====== Supplied information ======

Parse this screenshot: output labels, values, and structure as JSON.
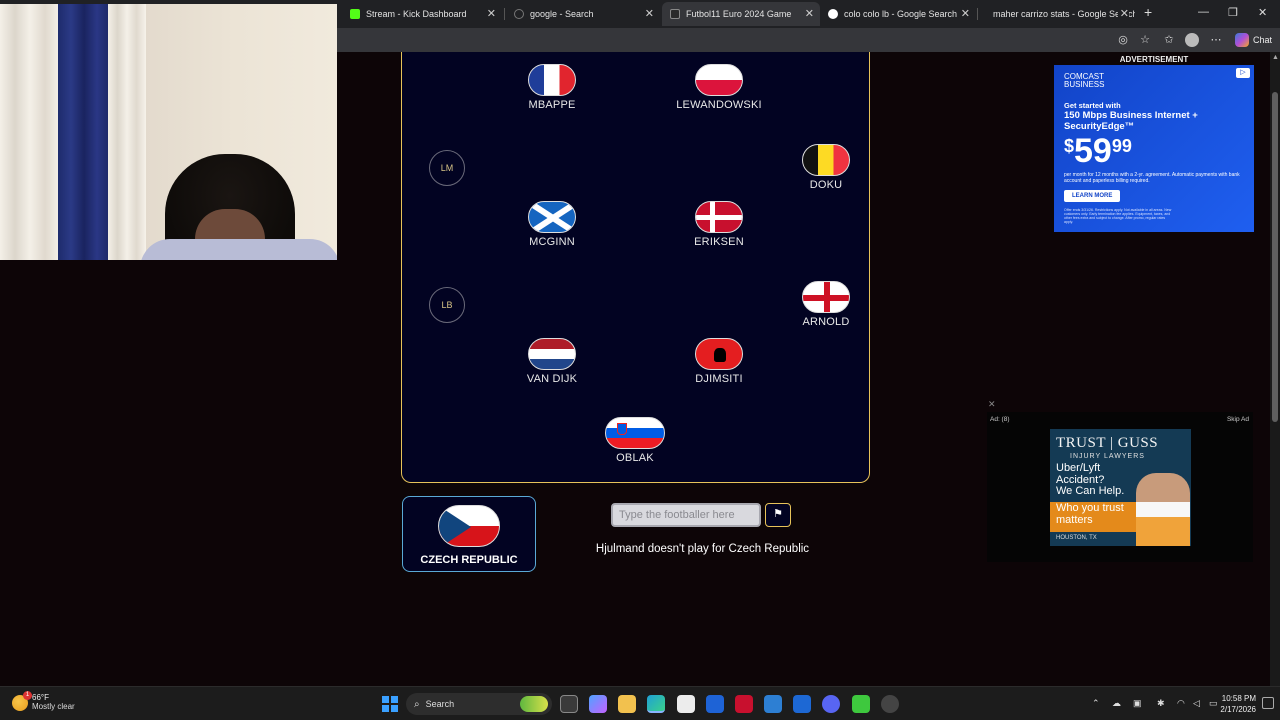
{
  "browser": {
    "tabs": [
      {
        "title": "Stream - Kick Dashboard",
        "favicon_color": "#53fc18",
        "active": false
      },
      {
        "title": "google - Search",
        "favicon_color": "#555555",
        "active": false
      },
      {
        "title": "Futbol11 Euro 2024 Game",
        "favicon_color": "#2a2a2a",
        "active": true
      },
      {
        "title": "colo colo lb - Google Search",
        "favicon_color": "#4285f4",
        "active": false
      },
      {
        "title": "maher carrizo stats - Google Search",
        "favicon_color": "#4285f4",
        "active": false
      }
    ],
    "new_tab": "+",
    "chat_label": "Chat"
  },
  "game": {
    "players": [
      {
        "name": "MBAPPE",
        "flag": "fr"
      },
      {
        "name": "LEWANDOWSKI",
        "flag": "pl"
      },
      {
        "name": "DOKU",
        "flag": "be"
      },
      {
        "name": "MCGINN",
        "flag": "sc"
      },
      {
        "name": "ERIKSEN",
        "flag": "dk"
      },
      {
        "name": "ARNOLD",
        "flag": "en"
      },
      {
        "name": "VAN DIJK",
        "flag": "nl"
      },
      {
        "name": "DJIMSITI",
        "flag": "al"
      },
      {
        "name": "OBLAK",
        "flag": "si"
      }
    ],
    "empty_slots": [
      "LM",
      "LB"
    ],
    "country": {
      "name": "CZECH REPUBLIC",
      "flag": "cz"
    },
    "input_placeholder": "Type the footballer here",
    "flag_button_icon": "⚑",
    "message": "Hjulmand doesn't play for Czech Republic",
    "accent_color": "#e7c35a"
  },
  "ads": {
    "label": "ADVERTISEMENT",
    "comcast": {
      "brand_line1": "COMCAST",
      "brand_line2": "BUSINESS",
      "headline1": "Get started with",
      "headline2": "150 Mbps Business Internet +",
      "headline3": "SecurityEdge™",
      "price_dollar": "$",
      "price_main": "59",
      "price_cents": "99",
      "fine": "per month for 12 months with a 2-yr. agreement. Automatic payments with bank account and paperless billing required.",
      "cta": "LEARN MORE",
      "tiny": "Offer ends 3/31/26. Restrictions apply. Not available in all areas. New customers only. Early termination fee applies. Equipment, taxes, and other fees extra and subject to change. After promo, regular rates apply."
    },
    "video": {
      "counter": "Ad: (8)",
      "skip": "Skip Ad",
      "close": "✕",
      "brand": "TRUST | GUSS",
      "brand_sub": "INJURY LAWYERS",
      "copy_line1": "Uber/Lyft",
      "copy_line2": "Accident?",
      "copy_line3": "We Can Help.",
      "band_line1": "Who you trust",
      "band_line2": "matters",
      "location": "HOUSTON, TX"
    }
  },
  "taskbar": {
    "weather_temp": "66°F",
    "weather_cond": "Mostly clear",
    "search_label": "Search",
    "time": "10:58 PM",
    "date": "2/17/2026"
  }
}
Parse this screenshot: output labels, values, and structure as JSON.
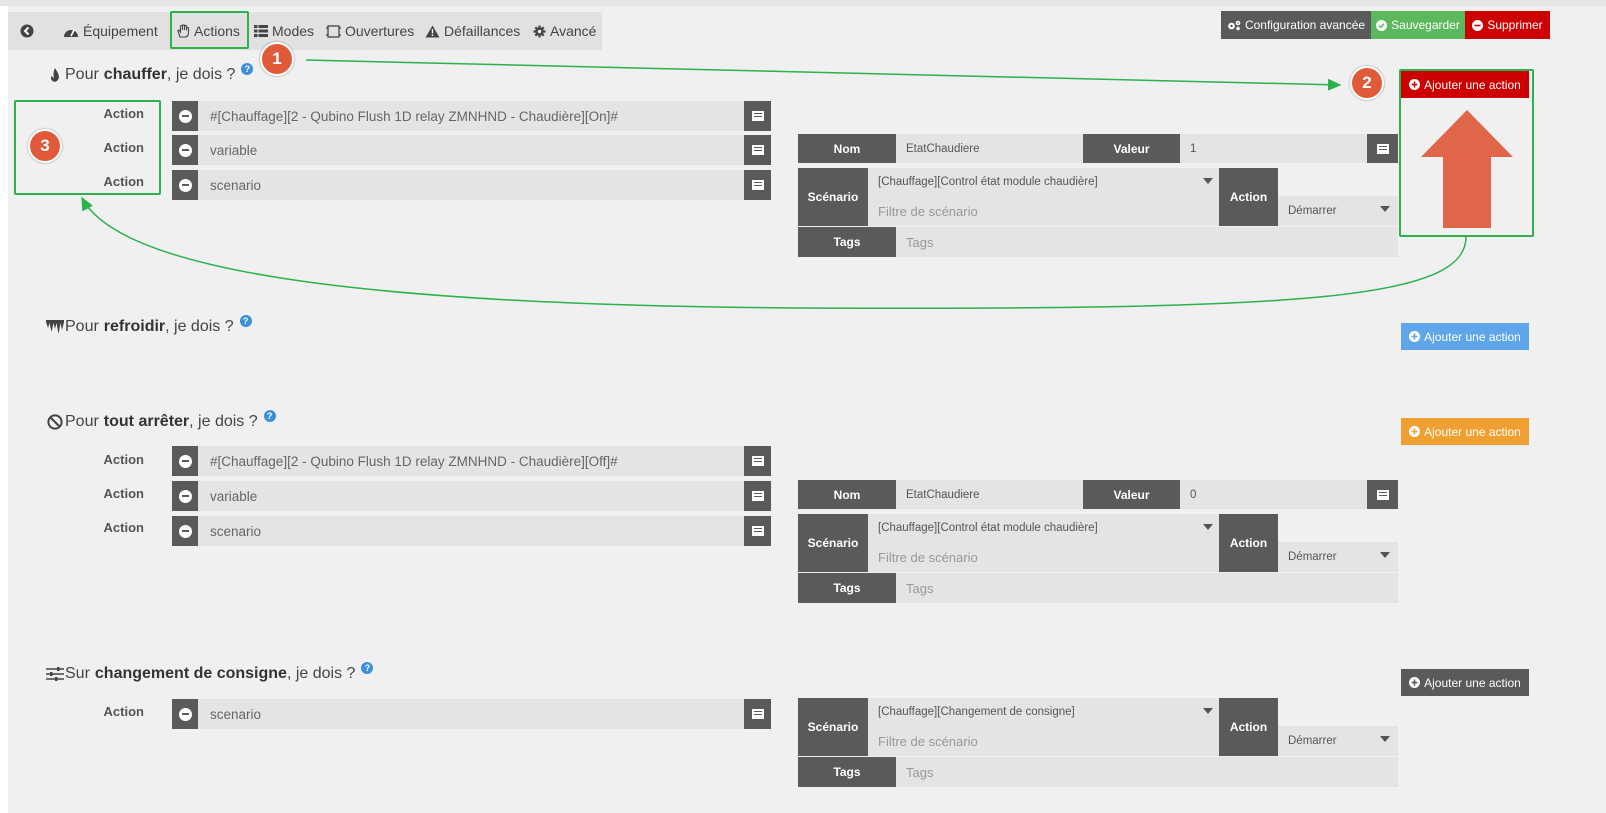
{
  "colors": {
    "dark": "#5a5a5a",
    "success": "#5cb85c",
    "danger": "#cc0000",
    "info": "#5ea5ea",
    "warning": "#f0a030",
    "annotation": "#2bb24c",
    "badge": "#e05a3a"
  },
  "tabs": [
    {
      "label": "",
      "icon": "back-arrow-icon"
    },
    {
      "label": "Équipement",
      "icon": "gauge-icon"
    },
    {
      "label": "Actions",
      "icon": "hand-icon"
    },
    {
      "label": "Modes",
      "icon": "list-icon"
    },
    {
      "label": "Ouvertures",
      "icon": "window-icon"
    },
    {
      "label": "Défaillances",
      "icon": "warning-icon"
    },
    {
      "label": "Avancé",
      "icon": "gear-icon"
    }
  ],
  "toolbar": {
    "config_label": "Configuration avancée",
    "save_label": "Sauvegarder",
    "delete_label": "Supprimer"
  },
  "badges": [
    "1",
    "2",
    "3"
  ],
  "sections": [
    {
      "prefix": "Pour",
      "bold": "chauffer",
      "suffix": ", je dois ?",
      "icon": "flame-icon",
      "add_label": "Ajouter une action",
      "actions": [
        {
          "label": "Action",
          "value": "#[Chauffage][2 - Qubino Flush 1D relay ZMNHND - Chaudière][On]#"
        },
        {
          "label": "Action",
          "value": "variable"
        },
        {
          "label": "Action",
          "value": "scenario"
        }
      ],
      "detail": {
        "nom_label": "Nom",
        "nom_value": "EtatChaudiere",
        "valeur_label": "Valeur",
        "valeur_value": "1",
        "scenario_label": "Scénario",
        "scenario_value": "[Chauffage][Control état module chaudière]",
        "scenario_filter": "Filtre de scénario",
        "action_label": "Action",
        "action_value": "Démarrer",
        "tags_label": "Tags",
        "tags_placeholder": "Tags"
      }
    },
    {
      "prefix": "Pour",
      "bold": "refroidir",
      "suffix": ", je dois ?",
      "icon": "icicle-icon",
      "add_label": "Ajouter une action"
    },
    {
      "prefix": "Pour",
      "bold": "tout arrêter",
      "suffix": ", je dois ?",
      "icon": "ban-icon",
      "add_label": "Ajouter une action",
      "actions": [
        {
          "label": "Action",
          "value": "#[Chauffage][2 - Qubino Flush 1D relay ZMNHND - Chaudière][Off]#"
        },
        {
          "label": "Action",
          "value": "variable"
        },
        {
          "label": "Action",
          "value": "scenario"
        }
      ],
      "detail": {
        "nom_label": "Nom",
        "nom_value": "EtatChaudiere",
        "valeur_label": "Valeur",
        "valeur_value": "0",
        "scenario_label": "Scénario",
        "scenario_value": "[Chauffage][Control état module chaudière]",
        "scenario_filter": "Filtre de scénario",
        "action_label": "Action",
        "action_value": "Démarrer",
        "tags_label": "Tags",
        "tags_placeholder": "Tags"
      }
    },
    {
      "prefix": "Sur",
      "bold": "changement de consigne",
      "suffix": ", je dois ?",
      "icon": "sliders-icon",
      "add_label": "Ajouter une action",
      "actions": [
        {
          "label": "Action",
          "value": "scenario"
        }
      ],
      "detail": {
        "scenario_label": "Scénario",
        "scenario_value": "[Chauffage][Changement de consigne]",
        "scenario_filter": "Filtre de scénario",
        "action_label": "Action",
        "action_value": "Démarrer",
        "tags_label": "Tags",
        "tags_placeholder": "Tags"
      }
    }
  ]
}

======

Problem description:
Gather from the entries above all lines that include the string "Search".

Task result:
        "title": "google - Search",
        "title": "colo colo lb - Google Search",
        "title": "maher carrizo stats - Google Search",
    "search_label": "Search",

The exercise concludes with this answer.